My mother believes in keeping stuff. She’s one of those people who always comments “it’s still good”, but doesn’t wonder: for whom? for what? for when? The pied-de-poul wool suit she found in my old bedroom closet looked good to her and I vaguely promised I’d take it home with me soon, only because I didn’t want to argue. But:

– it is 10 years old – I might have liked it back then, now I don’t anymore

– I never wear suits

– I don’t like pied-de-poule

– the jacket has shoulder pads!

It may be good quality, but if I’m uncomfortable in it, if it’s not “me”, there’s no point in keeping it. On the contrary, it’s a good thing to learn by past wardrobe mistakes.

(Why do we keep such things, really? We have barely worn them so there should be no emotional attachment.
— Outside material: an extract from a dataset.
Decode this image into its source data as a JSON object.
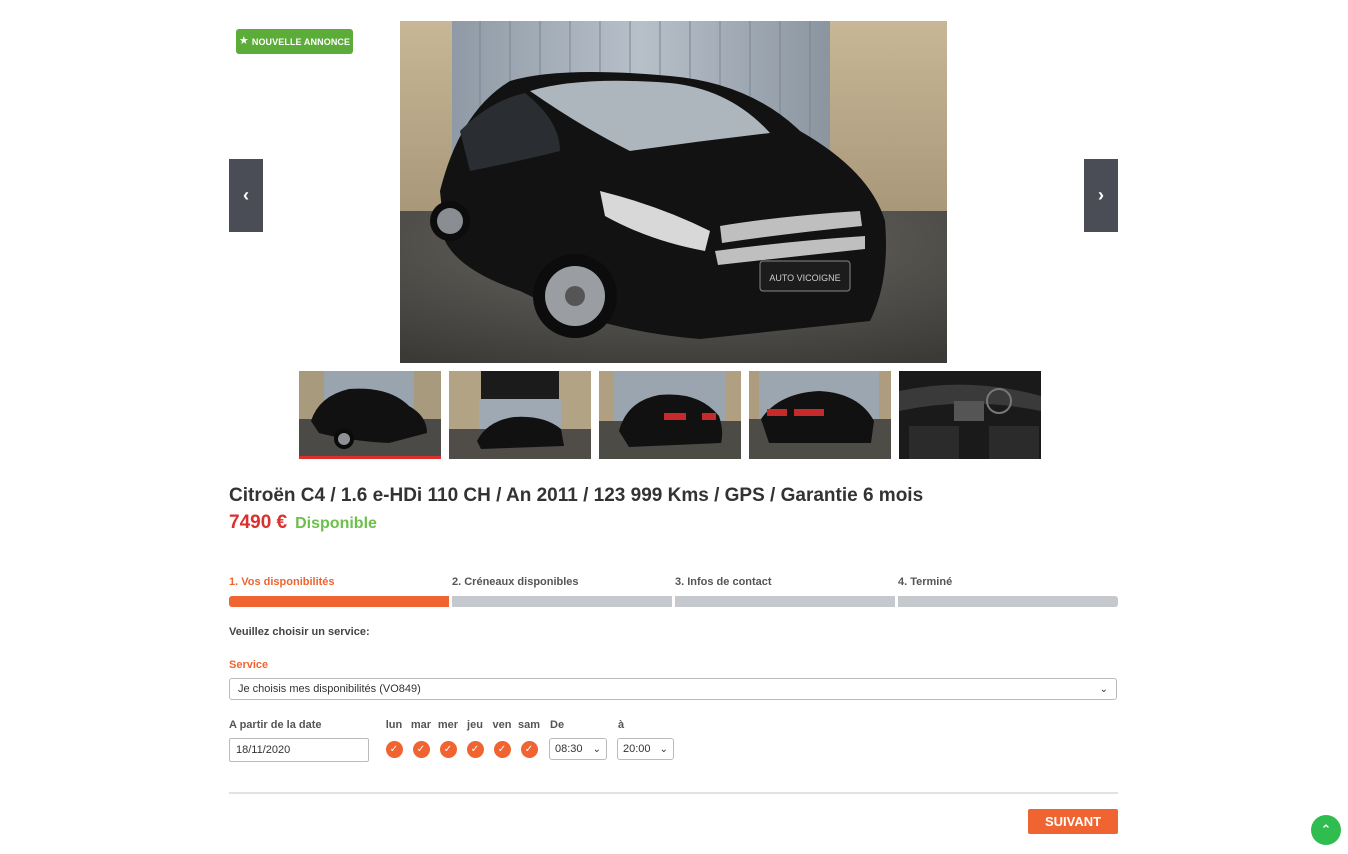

Or maybe any thing we buy is felt as a link to the past, weak as it can be. If you’re like me, it makes sense!)